This wildly-entangled buck was one of the most shocking harvests of Cameron Maurer’s hunting career, as his photo clearly shows.
It’s one thing to spot and arrow a 9-point buck. But imagine that buck showing up with a hard tangle of hay bale twine, fencing, and nylon rope embedded into their antlers, skull, and skin.
“I was watching him feed on turnips and hit a licking branch when out of the corner of my eye this buck stepped out into the open on the south end of the food plot. So I did a double take as I noticed something unusual in his rack,” 33-year-old Maurer tells Outdoor News of his fall buck.
“I put my binoculars on him and realized he had a whole mess of fencing wrapped around his head. Upon closer examination, I recognized the deer as a split G2 buck that my brother and I had trail camera pictures of, and was one that definitely had some potential to grow into a nice buck,” the Redwood Falls resident continues of the white-tail below:

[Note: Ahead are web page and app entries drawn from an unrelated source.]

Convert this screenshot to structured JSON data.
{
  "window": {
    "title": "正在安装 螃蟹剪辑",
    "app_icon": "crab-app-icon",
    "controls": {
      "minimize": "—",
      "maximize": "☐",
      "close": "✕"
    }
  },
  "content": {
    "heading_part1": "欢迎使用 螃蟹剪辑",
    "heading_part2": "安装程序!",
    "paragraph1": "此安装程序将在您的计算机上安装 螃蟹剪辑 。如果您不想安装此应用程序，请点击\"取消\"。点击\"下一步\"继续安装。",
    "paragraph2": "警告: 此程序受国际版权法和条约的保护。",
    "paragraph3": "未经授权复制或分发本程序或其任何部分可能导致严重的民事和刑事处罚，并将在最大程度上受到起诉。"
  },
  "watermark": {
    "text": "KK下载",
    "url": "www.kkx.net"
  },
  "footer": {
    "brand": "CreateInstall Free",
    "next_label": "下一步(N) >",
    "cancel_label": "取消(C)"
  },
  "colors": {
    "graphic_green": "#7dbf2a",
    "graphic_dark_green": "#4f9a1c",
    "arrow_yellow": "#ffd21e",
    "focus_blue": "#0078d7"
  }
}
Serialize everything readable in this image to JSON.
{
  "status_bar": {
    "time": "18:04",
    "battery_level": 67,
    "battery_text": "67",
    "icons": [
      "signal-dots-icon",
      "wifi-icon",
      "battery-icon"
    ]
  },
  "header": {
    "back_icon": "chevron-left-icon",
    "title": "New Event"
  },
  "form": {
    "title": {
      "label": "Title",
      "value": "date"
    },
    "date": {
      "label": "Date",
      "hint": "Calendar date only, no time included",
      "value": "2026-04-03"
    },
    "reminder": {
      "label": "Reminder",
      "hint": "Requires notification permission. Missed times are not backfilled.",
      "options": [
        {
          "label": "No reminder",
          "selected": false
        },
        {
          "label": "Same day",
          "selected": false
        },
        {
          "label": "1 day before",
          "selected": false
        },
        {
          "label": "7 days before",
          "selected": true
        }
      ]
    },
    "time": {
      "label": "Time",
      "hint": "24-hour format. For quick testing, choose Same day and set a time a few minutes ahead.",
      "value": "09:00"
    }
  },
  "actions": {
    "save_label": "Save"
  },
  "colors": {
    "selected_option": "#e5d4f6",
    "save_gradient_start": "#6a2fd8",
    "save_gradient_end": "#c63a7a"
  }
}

Sadly, Maurer could tell the deer was not acting normal. “He was breathing heavy and didn’t have any interest in feeding in the plot,” the hunter recalls. His instincts, he says, were telling him the buck was in bad shape. It needed to be put out of its misery.
“I knew I needed to harvest this buck. Letting him walk away meant his certain death was going to be long and painful. After about 10 minutes, he began to exit the food plot heading for the thicket by the river,” Maurer cites. It was there he would take his shot.
Buck Hunter Reminds Fellow Sportsmen to Not Throw Fencing or Trash Out into Wilds
Clocking the buck at 38 yards, the experienced hunter let out a “short grunt,” getting the deer to pause. Due to the mass obstruction on its head and neck, however, he was unable to line up a proper shoulder shot. So he aimed further back, “hoping for a lung shot.”
His arrow shot straight through the deer, and off it bounded. “I sat in my stand for 20 minutes waiting for the after-shot shakes to subside. Eventually, I crawled out of my stand, found the arrow covered in blood, and saw a very distinct blood trail,” Maurer recalls.
It was one of the easiest blood trails he’d seen in all his years hunting. Examining the deer and the entanglement on its skull, Maurer also noticed that the buck had rope strangling his neck and inside his mouth.
“I felt a huge sense of relief knowing I made the right decision and gave this deer the quickest and least painful death possible,” he offers.
To Cameron Maurer, “The situation is a reminder to all citizens to think before throwing fencing or any trash away in an area where these animals live. We can all do a better job of providing great wildlife habitat.”
The Minnesota hunter says he’ll get plenty of venison from the harvest. He’s currently working on having the buck mounted, too.